He attributes the financing success to the “quality data” the company has released in recent years and the “high unmet need” in the interstitial lung disease therapy area where it operates.
Ioannidou also says an asset-driven strategy has been the driving force for the Life Sciences division at Andera. In November, the private equity player co-led a €67.5 million ($72 million) oversubscribed Series C financing for the immuno-oncology company Nouscom, based in Rome, Italy. Iannoudou explains that the firm found its partnership with Nouscom attractive due to the value of its clinical asset over anything else. Nouscom is developing its neoantigen therapies, NOUS-209 and NOUS-PEV, for cancer treatment and prevention.
Andera has a life sciences portfolio that includes companies at different stages of clinical development, with fewer assets in Phase I. Iannoudou says it is harder to find Phase I companies that can prove the value of their therapies due to the lack of clinical data. According to Ingrid Kelly Spillmann, a partner at Xista Science Ventures, this sentiment has translated to a stiff investment landscape for early-stage biotechs, startups, and spinouts. Xista Science Ventures is an early-stage life science investment firm.

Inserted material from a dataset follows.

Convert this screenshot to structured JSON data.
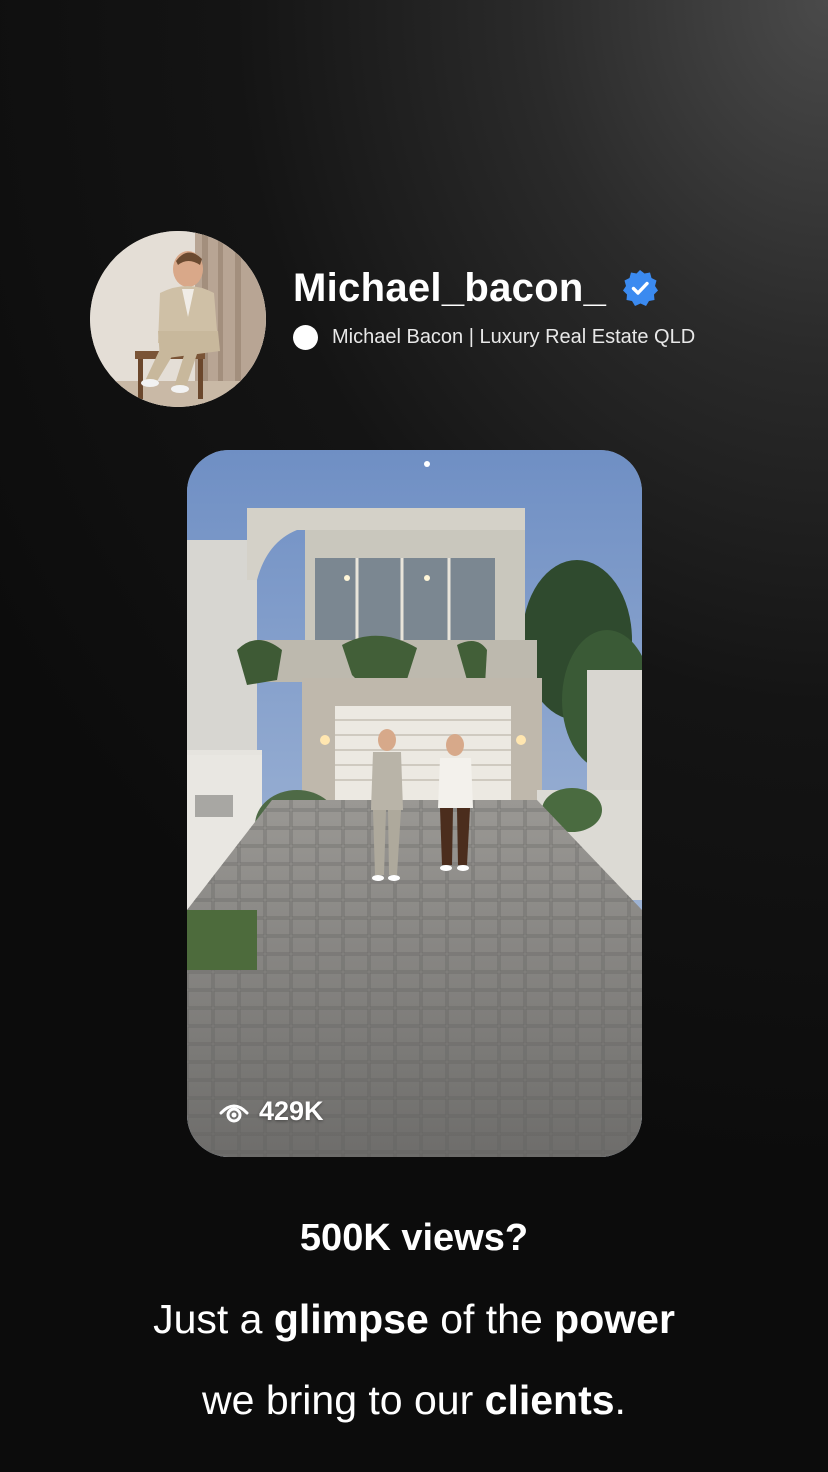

This has been evident in the news cycle as a chain of early-stage companies dropped clinical assets and employees to finance their main drug candidates. For example, in September, Kinnate Biopharma announced plans to lay off 70% of its staff and terminate clinical development for its solid tumor monotherapy, exarafenib. In a press release, Nima Farzan, the company’s CEO, said, “These decisions reflect the current financing environment.” Similarly, NexImmune, based in Gaithesburg, Maryland, reduced its workforce by 53% to minimise costs and extend the biotech’s cash reserves as it pushed its pipeline to immunotherapies. The company also halted its development program for three adoptive T cell therapies.
For innovation to thrive within the pharmaceutical landscape, venture capitalists will have to become more open to earlier-stage investment, says Spillmann. To attract the attention of unreceptive investors, she advises biotechs to “get an early dialogue going,” so companies can keep track of their assets’ value story and give funding later if they are uninterested in the current time.
Emanuele Ostuni, the CEO of the radiopharmaceutical company ARTBIO highlights the importance of building strong investor relationships. He says, “We already have a set of investors in the company that are very committed and remained committed through this [financing] round, and they’re very focused on the longer-term success of what we’re doing.” In early December, ARTBIO announced that it had successfully raised $90 million in a Series A financing round.
Baral also says companies need to have “flexibility in negotiation,” and they may have to let go of some pride to generate whatever financing they can. Shifting towards 2024, he says, “The focus is more granular now than ever before.”